The study confirms that it is a challenging task to research children. Marketers and researchers who wish to control the buying button "inside children's heads" should note that today's children are completely different from children of, say, ten years ago. Children are now technosavvy and more knowledgeable. They have increased access to information and have a greater knowledge and understanding of today's issues. They are truly the Internet generation, and get their news and information primarily from television. The recent trends have increase the interest of the marketers in child consumers. One of them is the discretionary income of children and their power to influence parent purchase. The other very significant development is the enormous increase in the number of available channels and thus created a growing media space just for children and children products. They understand the marketing and advertising campaigns presented to them. They are, however, rooted to home - their family is still their most important social group. The television advertisements open up many opportunities for parents to educate their children on matters relating to marketing and other consumer issues.

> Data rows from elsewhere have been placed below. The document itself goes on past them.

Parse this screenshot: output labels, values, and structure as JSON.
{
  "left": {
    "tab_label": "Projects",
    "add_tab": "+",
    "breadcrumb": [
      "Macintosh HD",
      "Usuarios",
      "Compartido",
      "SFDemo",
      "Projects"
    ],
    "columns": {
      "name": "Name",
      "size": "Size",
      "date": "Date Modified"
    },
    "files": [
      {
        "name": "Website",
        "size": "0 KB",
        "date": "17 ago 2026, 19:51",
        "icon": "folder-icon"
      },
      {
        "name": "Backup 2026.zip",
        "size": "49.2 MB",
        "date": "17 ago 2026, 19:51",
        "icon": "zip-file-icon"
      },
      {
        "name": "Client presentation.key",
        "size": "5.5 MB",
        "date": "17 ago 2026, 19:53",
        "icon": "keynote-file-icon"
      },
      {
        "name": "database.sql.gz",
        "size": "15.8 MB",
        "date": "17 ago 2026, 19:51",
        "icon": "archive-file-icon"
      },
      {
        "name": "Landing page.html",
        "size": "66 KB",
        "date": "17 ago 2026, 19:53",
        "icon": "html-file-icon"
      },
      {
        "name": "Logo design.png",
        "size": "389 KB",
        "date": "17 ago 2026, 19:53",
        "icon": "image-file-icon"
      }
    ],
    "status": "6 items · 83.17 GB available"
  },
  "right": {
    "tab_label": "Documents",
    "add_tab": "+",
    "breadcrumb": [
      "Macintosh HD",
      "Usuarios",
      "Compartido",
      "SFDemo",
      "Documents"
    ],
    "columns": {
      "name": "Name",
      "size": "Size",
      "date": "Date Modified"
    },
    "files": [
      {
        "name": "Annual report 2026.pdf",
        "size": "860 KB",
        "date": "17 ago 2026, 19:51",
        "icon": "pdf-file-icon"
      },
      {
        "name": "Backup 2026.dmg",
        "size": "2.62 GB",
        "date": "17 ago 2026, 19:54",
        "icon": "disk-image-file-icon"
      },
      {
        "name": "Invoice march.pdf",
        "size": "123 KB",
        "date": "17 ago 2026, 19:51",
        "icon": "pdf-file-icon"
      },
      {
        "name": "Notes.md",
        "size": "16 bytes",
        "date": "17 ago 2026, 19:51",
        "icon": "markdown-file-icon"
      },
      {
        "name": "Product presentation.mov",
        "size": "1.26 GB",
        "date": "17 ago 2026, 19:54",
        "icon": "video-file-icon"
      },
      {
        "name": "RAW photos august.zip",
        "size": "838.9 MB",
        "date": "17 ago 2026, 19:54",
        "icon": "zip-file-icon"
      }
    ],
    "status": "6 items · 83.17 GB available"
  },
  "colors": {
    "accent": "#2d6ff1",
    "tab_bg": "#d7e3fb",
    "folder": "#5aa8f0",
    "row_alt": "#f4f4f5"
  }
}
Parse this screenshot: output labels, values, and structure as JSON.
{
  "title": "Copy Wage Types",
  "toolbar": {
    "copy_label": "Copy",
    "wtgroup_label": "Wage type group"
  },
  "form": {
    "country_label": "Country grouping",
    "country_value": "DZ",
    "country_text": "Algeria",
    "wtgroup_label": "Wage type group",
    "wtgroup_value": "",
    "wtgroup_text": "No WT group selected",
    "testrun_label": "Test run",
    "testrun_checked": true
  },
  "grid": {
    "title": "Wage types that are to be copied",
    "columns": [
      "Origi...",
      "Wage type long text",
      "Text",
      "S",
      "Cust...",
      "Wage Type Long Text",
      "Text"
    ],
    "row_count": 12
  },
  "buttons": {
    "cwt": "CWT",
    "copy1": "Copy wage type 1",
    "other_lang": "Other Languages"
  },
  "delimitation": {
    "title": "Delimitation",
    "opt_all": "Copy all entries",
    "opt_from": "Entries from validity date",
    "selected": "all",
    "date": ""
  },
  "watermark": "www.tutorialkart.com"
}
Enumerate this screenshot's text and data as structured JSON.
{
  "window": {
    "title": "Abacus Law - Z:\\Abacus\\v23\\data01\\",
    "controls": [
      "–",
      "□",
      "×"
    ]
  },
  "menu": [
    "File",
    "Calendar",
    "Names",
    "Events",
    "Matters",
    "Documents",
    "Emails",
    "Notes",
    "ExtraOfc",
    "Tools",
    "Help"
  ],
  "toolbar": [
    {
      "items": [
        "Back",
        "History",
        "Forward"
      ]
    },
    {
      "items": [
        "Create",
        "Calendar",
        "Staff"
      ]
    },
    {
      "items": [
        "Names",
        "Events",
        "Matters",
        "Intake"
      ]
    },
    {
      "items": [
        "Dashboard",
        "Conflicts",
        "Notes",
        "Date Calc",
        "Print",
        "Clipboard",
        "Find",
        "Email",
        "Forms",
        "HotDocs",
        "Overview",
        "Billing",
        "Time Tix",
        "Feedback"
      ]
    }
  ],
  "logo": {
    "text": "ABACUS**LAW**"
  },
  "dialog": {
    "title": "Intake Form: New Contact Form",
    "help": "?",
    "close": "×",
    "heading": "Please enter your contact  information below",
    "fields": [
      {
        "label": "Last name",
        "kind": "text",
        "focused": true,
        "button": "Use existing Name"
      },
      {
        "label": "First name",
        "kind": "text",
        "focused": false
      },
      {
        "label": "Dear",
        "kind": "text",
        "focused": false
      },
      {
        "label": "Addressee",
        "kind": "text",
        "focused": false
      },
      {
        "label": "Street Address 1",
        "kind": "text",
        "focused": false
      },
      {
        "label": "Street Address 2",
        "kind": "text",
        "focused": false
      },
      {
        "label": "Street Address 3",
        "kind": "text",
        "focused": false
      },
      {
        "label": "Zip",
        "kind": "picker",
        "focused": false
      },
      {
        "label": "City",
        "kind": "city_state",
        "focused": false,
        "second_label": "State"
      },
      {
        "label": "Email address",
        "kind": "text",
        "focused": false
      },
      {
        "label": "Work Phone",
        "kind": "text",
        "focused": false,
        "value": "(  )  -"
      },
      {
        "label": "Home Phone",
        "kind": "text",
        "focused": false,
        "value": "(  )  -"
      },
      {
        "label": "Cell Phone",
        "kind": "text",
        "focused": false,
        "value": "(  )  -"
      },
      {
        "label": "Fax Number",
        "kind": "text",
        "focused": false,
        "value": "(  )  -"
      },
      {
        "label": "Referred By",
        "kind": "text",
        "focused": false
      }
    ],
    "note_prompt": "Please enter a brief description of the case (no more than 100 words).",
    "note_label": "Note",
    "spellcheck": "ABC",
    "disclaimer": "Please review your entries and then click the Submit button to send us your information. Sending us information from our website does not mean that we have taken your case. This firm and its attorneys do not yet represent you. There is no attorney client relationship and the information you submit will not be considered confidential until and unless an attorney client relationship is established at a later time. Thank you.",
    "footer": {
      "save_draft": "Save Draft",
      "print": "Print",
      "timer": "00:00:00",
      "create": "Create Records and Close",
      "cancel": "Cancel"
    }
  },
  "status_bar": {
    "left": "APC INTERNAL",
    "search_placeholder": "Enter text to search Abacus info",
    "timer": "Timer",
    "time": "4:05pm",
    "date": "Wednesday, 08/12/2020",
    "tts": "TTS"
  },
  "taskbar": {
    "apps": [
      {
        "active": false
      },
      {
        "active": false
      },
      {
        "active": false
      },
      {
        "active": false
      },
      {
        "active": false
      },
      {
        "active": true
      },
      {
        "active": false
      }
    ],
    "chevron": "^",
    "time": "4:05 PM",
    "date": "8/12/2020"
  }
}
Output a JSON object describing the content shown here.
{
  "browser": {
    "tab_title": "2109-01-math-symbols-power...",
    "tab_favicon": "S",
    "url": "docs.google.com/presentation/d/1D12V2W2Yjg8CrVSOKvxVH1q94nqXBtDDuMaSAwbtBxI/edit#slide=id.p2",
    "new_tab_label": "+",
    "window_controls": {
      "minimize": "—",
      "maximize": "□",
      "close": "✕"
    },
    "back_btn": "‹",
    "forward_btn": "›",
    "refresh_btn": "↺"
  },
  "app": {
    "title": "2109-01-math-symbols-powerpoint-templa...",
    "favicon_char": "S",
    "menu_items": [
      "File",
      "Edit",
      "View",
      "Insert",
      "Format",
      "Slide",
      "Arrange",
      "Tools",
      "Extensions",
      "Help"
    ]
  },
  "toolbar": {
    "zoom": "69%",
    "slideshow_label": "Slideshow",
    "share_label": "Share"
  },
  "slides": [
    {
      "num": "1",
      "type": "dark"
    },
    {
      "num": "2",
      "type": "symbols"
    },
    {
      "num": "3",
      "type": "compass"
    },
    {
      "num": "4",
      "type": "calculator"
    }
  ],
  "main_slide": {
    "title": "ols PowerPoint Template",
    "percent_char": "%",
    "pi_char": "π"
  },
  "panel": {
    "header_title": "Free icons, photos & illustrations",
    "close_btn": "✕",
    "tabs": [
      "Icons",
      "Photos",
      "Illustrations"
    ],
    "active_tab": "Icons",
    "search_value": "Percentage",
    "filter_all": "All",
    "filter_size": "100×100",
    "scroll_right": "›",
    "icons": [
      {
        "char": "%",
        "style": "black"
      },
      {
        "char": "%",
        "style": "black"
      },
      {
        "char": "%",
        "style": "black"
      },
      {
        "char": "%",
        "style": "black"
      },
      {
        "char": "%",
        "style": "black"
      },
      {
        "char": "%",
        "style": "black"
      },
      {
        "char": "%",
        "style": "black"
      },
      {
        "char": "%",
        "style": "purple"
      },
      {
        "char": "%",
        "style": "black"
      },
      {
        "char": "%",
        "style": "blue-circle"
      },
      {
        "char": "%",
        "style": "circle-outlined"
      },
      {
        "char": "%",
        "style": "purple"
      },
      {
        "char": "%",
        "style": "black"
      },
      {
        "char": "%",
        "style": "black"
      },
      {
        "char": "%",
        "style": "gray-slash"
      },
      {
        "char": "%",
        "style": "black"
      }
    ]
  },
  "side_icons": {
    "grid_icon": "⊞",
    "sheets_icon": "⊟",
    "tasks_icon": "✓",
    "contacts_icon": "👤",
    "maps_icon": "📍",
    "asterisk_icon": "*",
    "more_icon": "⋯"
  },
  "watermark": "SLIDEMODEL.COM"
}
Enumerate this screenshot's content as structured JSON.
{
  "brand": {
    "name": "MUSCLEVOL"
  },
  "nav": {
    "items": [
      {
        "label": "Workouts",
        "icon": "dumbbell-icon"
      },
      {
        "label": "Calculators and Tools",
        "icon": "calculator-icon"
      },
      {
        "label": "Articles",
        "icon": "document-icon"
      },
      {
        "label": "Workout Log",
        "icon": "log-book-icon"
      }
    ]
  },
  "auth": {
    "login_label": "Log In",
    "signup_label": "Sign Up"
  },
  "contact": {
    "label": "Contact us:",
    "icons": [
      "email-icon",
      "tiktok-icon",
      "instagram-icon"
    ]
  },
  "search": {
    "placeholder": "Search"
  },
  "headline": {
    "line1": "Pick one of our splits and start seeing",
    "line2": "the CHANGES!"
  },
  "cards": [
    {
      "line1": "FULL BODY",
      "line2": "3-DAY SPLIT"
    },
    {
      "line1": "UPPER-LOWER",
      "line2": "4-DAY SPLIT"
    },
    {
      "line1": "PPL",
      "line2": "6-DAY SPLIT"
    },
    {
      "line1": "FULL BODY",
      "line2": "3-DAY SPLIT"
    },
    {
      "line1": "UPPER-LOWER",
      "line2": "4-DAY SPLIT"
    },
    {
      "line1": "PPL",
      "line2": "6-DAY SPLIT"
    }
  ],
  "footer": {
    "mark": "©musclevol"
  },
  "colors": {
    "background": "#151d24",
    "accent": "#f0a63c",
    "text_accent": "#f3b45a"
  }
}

This study stresses the need for future empirical research on children's consumer behaviour to be conducted in the Indian context. For example, the role of salespeople in the retail environment and the school as socialisation agents could fruitfully be studied. The literature study revealed that not a single study has been conducted to date in India to investigate the role of retailers in educating young consumers. The positive assistance given by the secondary school sector in this research should be utilised by marketing and consumer science researchers in order to add new insights to the existing body of knowledge in this vibrant field. Understanding how children become socialised to function as consumers is important not only from a managerial or marketing perspective, but also from a societal, technological and cultural perspective where issues such as single-parent families, drug abuse and the Internet require the attention of researchers. Future research could also focus on gender-role orientation and cross-cultural marketing aspects regarding the consumer socialisation which influences the food buying behaviour of children.